A bleak and brutal whirlwind of off-kilter riffs, hectic drum abuse, and scorching vocals, Greyer Than You Remember represents pure, no-shortcut quality; over the course of every track, Employed To Serve push themselves past their own limits and into the previously unknowable. Here, ETS vocalist Justine Jones chats about her band’s origin story, self-worth, onstage nerves, and some sick future tour plans…
Your album Greyer Than You Remember is dropping on May 25th. How do you feel right now?
Really excited! We’ve had some of these songs written for a year, so we’re really happy to finally be playing them live and for people to be able to listen to them!
How would you describe your creative evolution over the course of your last few releases and the creation of Greyer Than You Remember?
Pretty drastic! I feel like we’ve forced Read more…
Palm Reader don’t deal in niceties. Where some of their peers might opt for an expansive, solemn intro in order to lull listeners into a false sense of security, Palm Reader give it ten seconds before going straight for the throat.
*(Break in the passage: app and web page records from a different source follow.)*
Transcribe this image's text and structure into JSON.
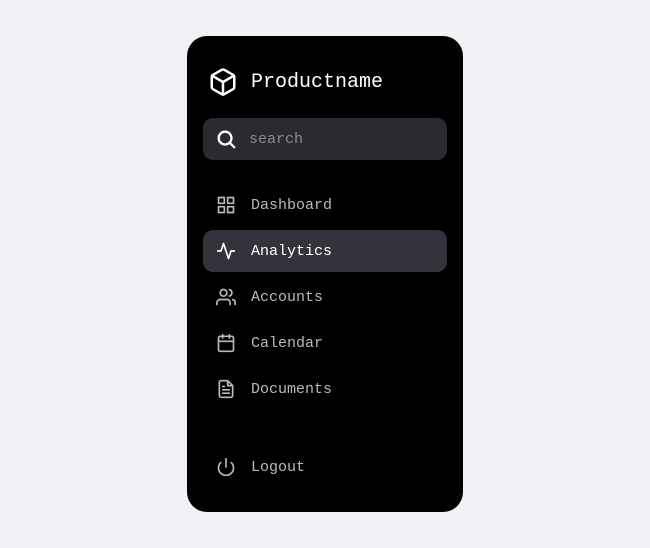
{
  "brand": {
    "title": "Productname",
    "icon": "box-icon"
  },
  "search": {
    "placeholder": "search",
    "value": ""
  },
  "nav": {
    "items": [
      {
        "label": "Dashboard",
        "icon": "grid-icon",
        "active": false
      },
      {
        "label": "Analytics",
        "icon": "activity-icon",
        "active": true
      },
      {
        "label": "Accounts",
        "icon": "users-icon",
        "active": false
      },
      {
        "label": "Calendar",
        "icon": "calendar-icon",
        "active": false
      },
      {
        "label": "Documents",
        "icon": "file-text-icon",
        "active": false
      }
    ]
  },
  "footer": {
    "logout_label": "Logout"
  },
  "colors": {
    "bg": "#f2f2f6",
    "panel": "#000000",
    "item_active_bg": "#33343b",
    "search_bg": "#2a2b30",
    "text": "#ffffff",
    "text_muted": "#b9bac0"
  }
}
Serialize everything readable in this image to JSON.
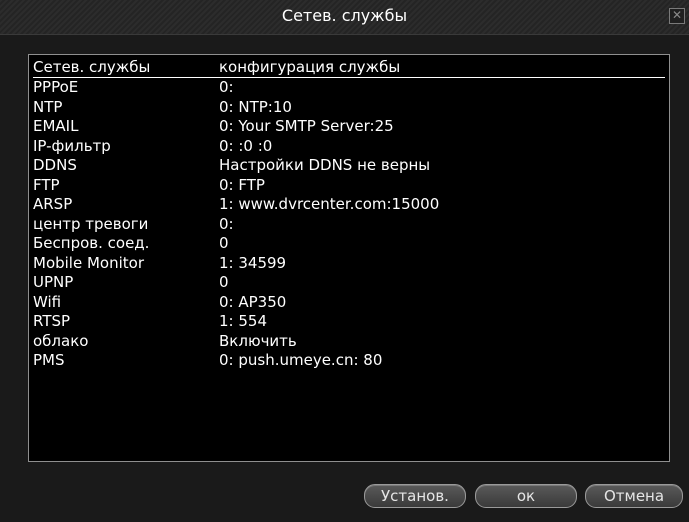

From there, I Watch The Fire Chase My Tongue starts proceedings as Palm Reader mean to go on – with a good metric fuckton of math-ridden, Dillinger Escape Plan-inspired brutality.
Beside The Ones We Love is the sound of a band shoving impatiently against its own limits – and then Read more…